┏━━

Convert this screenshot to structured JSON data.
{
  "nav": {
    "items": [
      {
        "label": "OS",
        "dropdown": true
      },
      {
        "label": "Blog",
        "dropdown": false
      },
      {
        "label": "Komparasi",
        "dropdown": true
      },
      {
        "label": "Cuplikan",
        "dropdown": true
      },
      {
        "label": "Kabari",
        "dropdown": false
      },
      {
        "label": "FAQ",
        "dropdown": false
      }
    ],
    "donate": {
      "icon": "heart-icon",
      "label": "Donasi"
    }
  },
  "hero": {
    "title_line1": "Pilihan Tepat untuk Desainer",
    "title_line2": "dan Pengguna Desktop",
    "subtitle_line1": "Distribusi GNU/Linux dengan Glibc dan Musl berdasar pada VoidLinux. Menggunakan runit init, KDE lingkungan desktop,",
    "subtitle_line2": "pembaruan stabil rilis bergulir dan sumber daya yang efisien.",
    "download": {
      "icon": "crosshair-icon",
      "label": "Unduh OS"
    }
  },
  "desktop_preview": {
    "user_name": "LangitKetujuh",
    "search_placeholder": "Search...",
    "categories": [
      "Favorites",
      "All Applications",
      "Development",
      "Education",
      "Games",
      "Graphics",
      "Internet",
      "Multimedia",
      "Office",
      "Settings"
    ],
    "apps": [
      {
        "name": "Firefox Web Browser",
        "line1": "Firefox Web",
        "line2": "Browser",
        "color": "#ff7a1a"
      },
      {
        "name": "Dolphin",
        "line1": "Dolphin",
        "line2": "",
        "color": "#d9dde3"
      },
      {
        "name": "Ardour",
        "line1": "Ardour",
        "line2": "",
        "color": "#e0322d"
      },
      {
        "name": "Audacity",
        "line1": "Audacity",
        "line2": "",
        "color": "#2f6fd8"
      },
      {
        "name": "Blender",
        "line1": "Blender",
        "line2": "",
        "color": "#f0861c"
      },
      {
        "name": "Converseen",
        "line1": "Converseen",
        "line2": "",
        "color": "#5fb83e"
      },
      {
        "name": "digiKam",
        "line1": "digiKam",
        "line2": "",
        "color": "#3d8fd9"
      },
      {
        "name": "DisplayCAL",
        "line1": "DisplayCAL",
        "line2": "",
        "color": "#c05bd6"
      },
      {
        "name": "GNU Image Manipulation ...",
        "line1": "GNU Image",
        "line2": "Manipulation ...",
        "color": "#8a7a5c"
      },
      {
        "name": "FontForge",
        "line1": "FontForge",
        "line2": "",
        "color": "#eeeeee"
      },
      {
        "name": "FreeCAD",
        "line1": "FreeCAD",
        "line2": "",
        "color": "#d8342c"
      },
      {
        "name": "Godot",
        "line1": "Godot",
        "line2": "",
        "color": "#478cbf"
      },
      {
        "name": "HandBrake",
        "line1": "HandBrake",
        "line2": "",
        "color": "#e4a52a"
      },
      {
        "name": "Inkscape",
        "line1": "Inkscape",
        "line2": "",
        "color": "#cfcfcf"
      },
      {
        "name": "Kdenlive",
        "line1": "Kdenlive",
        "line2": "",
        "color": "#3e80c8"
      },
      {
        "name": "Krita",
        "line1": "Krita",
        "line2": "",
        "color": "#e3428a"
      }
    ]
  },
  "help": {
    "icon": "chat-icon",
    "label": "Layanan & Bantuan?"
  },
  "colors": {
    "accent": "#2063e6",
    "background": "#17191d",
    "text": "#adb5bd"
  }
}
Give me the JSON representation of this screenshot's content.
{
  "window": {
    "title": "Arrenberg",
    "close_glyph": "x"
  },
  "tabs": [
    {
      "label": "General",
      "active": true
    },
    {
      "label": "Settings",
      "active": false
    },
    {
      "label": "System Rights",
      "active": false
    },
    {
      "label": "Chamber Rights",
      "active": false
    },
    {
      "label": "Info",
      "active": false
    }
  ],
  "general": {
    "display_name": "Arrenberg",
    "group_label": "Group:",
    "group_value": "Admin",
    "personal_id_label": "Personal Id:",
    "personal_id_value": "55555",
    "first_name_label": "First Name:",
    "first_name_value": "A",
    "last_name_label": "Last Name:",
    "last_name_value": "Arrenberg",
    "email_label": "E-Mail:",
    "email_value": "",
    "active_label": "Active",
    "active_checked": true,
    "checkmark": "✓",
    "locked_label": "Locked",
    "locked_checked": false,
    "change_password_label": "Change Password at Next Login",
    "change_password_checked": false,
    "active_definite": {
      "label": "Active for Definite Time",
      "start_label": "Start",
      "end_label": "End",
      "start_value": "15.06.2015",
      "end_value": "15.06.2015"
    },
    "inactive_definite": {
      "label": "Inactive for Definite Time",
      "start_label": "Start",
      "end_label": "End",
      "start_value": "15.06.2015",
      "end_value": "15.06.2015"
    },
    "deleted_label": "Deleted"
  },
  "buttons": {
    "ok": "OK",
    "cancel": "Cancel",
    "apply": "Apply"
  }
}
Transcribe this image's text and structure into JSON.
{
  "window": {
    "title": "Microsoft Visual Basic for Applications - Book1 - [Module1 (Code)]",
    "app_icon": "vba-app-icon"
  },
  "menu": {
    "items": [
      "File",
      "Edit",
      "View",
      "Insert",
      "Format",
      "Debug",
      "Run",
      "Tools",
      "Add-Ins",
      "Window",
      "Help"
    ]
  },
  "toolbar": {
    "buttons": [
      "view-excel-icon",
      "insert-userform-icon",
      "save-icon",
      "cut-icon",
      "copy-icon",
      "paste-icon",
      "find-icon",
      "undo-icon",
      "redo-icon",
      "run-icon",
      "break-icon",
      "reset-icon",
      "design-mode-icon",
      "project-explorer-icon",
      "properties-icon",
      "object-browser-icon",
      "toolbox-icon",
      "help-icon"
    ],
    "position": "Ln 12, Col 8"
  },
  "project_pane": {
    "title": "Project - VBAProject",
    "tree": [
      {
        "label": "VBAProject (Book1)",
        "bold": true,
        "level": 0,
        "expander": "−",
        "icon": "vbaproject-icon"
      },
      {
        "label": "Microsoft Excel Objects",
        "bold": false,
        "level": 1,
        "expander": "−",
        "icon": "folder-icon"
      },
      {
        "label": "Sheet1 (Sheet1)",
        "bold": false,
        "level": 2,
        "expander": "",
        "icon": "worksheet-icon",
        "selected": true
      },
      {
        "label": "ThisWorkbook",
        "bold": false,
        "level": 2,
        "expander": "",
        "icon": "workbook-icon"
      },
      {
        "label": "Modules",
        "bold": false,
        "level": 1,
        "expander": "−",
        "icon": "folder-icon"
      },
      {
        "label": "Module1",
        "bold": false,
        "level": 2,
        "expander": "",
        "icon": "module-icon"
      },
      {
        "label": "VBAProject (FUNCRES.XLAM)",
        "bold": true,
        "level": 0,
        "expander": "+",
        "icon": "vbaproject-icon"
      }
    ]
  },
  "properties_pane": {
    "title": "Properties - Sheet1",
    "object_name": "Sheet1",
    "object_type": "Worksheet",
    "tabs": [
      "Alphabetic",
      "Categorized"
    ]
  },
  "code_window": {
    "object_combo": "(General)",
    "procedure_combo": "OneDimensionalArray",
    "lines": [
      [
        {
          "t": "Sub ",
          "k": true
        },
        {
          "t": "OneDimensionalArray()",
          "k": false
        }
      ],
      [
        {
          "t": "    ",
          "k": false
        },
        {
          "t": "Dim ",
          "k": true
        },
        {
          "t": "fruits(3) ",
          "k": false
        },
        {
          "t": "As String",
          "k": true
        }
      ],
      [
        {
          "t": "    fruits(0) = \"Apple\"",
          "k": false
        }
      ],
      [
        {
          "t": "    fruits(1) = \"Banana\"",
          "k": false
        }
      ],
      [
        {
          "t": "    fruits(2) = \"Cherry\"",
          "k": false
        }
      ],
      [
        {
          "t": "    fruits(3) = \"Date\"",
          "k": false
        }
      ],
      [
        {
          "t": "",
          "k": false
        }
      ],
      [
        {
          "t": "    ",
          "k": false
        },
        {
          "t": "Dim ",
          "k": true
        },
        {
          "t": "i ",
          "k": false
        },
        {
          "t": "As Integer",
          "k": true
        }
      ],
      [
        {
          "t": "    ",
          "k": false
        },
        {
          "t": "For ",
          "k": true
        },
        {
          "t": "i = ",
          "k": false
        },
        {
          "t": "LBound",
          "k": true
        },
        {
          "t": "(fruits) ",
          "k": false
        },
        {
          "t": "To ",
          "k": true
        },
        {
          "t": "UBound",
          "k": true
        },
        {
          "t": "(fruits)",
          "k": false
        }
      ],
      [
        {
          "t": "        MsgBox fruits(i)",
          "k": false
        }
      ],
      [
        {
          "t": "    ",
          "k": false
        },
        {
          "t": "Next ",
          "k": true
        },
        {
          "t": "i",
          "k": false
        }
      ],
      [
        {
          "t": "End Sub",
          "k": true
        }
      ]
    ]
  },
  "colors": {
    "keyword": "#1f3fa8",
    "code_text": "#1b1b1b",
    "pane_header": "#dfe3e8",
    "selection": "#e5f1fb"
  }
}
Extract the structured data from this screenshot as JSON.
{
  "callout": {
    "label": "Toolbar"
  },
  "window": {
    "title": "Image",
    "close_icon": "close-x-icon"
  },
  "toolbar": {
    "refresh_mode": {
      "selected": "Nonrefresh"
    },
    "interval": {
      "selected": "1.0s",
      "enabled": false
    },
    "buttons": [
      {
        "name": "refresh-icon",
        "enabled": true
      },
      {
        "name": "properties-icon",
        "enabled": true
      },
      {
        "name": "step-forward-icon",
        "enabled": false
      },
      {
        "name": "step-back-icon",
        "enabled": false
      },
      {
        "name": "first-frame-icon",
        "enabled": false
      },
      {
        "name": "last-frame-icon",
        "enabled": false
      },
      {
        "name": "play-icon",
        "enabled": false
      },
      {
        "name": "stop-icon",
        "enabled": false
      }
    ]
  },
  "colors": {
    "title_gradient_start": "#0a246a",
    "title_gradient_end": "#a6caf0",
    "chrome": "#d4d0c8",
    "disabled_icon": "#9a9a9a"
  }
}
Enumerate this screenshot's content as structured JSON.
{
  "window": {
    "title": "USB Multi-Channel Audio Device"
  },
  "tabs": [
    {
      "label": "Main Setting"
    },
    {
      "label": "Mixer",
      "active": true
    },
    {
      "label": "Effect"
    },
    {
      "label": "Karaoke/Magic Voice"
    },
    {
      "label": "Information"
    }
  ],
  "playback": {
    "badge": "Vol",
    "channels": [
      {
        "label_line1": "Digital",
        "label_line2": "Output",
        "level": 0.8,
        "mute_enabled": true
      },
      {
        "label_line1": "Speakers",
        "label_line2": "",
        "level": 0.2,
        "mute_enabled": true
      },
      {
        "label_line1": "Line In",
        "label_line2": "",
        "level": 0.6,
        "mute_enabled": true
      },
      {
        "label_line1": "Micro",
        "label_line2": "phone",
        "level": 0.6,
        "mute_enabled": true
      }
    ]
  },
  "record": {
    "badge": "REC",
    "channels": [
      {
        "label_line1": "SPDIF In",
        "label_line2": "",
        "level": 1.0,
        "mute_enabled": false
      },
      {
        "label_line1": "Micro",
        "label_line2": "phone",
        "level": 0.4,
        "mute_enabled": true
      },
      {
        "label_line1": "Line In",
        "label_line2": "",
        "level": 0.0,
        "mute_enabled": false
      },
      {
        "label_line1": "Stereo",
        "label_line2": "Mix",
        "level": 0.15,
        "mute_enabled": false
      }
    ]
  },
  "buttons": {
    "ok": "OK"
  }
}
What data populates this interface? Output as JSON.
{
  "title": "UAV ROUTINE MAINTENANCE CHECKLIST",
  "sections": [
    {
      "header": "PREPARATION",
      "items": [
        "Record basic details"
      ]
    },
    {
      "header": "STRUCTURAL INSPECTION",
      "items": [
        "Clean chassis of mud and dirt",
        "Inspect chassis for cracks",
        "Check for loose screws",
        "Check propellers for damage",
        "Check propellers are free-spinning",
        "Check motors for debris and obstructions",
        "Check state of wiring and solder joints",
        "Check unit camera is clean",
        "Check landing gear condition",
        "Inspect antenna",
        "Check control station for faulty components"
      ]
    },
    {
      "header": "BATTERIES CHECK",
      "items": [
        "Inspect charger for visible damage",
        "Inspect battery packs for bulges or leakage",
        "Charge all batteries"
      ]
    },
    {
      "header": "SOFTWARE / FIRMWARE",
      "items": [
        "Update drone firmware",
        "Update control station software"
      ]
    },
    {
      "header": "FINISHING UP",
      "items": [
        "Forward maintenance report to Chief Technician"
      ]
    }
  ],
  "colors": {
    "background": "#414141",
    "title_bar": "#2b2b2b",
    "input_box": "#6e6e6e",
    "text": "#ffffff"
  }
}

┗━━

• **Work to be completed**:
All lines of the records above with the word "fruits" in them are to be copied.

• **Exercise answer**:
          "t": "fruits(3) ",
          "t": "    fruits(0) = \"Apple\"",
          "t": "    fruits(1) = \"Banana\"",
          "t": "    fruits(2) = \"Cherry\"",
          "t": "    fruits(3) = \"Date\"",
          "t": "(fruits) ",
          "t": "(fruits)",
          "t": "        MsgBox fruits(i)",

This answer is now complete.